How do you feel that work was supportive? What other things could we have done differently?
I felt supported. When we were talking about maternity a long time ago, before the pandemic, I asked you for more time to work from home and you said that it didn’t work, from your experience. I’m thankful that we had the chance and we did make it work, and because of that my life as a mom became much easier. I was able to have some flexibility and see my baby.
But maybe everyone could have just checked in a little bit more. As an agency, we’re more vulnerable than before. In my experience, when someone actually asks you, you can think about whether things are really okay. It forces you to pause and really think about it.
What do you think companies are doing wrong when it comes to new moms?
Having an expectation that one approach fits all; not all of our needs are the same. Flexibility is important. The need to be in the office is one of the bigger myths now. You don’t. I’m able to be more productive because I’m able to focus on a few things because I know it affects how much time I’ll have with Frida later.
And getting women involved. Just ask them what they need. They’ll tell you.
Does remote work make your life easier or harder as a mom?
The flexibility is key. If something happens at daycare and I need to move stuff around, I can just tell you guys and take care of them. I don’t have to commute, so Ican use that 30 minutes in the morning and the afternoon to spend time with my kid or take her to daycare. I love being able to quantify that – that’s five hours a week I get to spend with my baby, and that’s a big difference! Right now, she spends the majority of her day in daycare, so I’ll take any hour I can.
What has motherhood taught you about your career?
First, to speak up for myself. I was very patient with situations, but now I think about whether I’d want my daughter to be treated that way. I have been able to actively take care of things I wasn’t happy about. Second, my nurturing side has come out more, so I’ve had more patience with my team. I’ve been more productive because I have to make choices about where I spend my time and because I generally take less crap. It’s also exciting to learn from motherhood and bring it into work, whether it’s being more intuitive, putting more emphasis on teams, or being less judgmental. Having the confidence of having dealt with the many issues I had in the last year also puts things in perspective. Those things have been game-changers.
What do you want for Mother’s Day?
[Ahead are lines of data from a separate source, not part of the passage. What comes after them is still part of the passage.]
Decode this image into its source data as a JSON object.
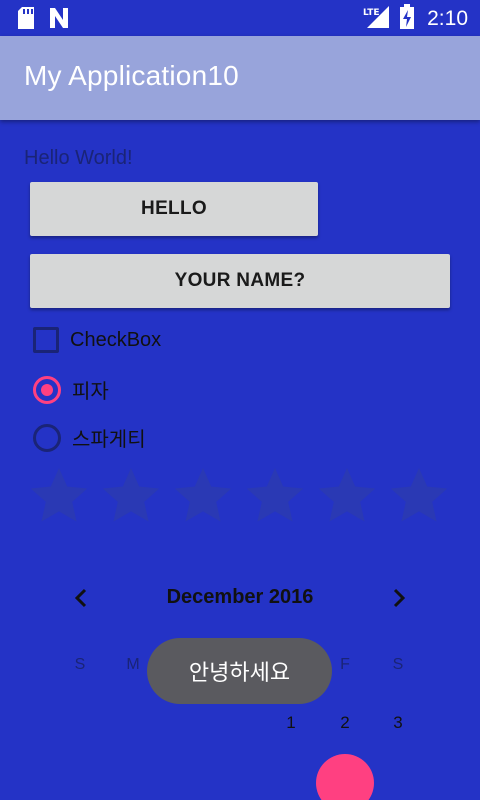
{
  "status_bar": {
    "time": "2:10",
    "icons": [
      "sd-card-icon",
      "n-notification-icon",
      "lte-signal-icon",
      "battery-icon"
    ],
    "lte_label": "LTE"
  },
  "app_bar": {
    "title": "My Application10"
  },
  "main": {
    "hello_text": "Hello World!",
    "hello_button": "HELLO",
    "name_button": "YOUR NAME?",
    "checkbox_label": "CheckBox",
    "radio_options": [
      {
        "label": "피자",
        "selected": true
      },
      {
        "label": "스파게티",
        "selected": false
      }
    ],
    "rating": {
      "stars": 6,
      "value": 0
    }
  },
  "calendar": {
    "month_label": "December 2016",
    "weekdays_visible": [
      "S",
      "M",
      "F",
      "S"
    ],
    "days_visible": [
      "1",
      "2",
      "3"
    ]
  },
  "toast": {
    "text": "안녕하세요"
  },
  "colors": {
    "background": "#2433c6",
    "app_bar": "#98a4db",
    "accent": "#ff4081",
    "button": "#d6d7d7",
    "toast": "#5a5a5f"
  }
}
One of the biggest challenges is that every day feels like groundhog day. You wake up, you do the morning routine, you drop off, you pick up, you do the evening routine. All of sudden it’s like, how is it 10 o’clock again? Nothing feels exciting. Days go by like this [snaps]. On Mother’s Day, I’m going to make time to do my favorite thing, gardening, then I’m going to bake, then Franco’s going to make brunch. For me it’s more about time, not things.
What advice would you give new moms?
Being able to verbalize emotions, but also understanding and creating a language around emotions it is key. You’re going through so many hormones, so you wonder, is it the hormones, or is it me? The first way to understand is to give a name to it. Once you can identify how you’re feeling, it’s easier to ask for help or look for solutions. In life and in work, identifying the problem is half of the solution.
In the end, Elsa taught me that even as a vulnerable person myself and leading a culture of bringing your whole self to work that sometimes —and we—need to work harder to really provide the support that people need to share their story.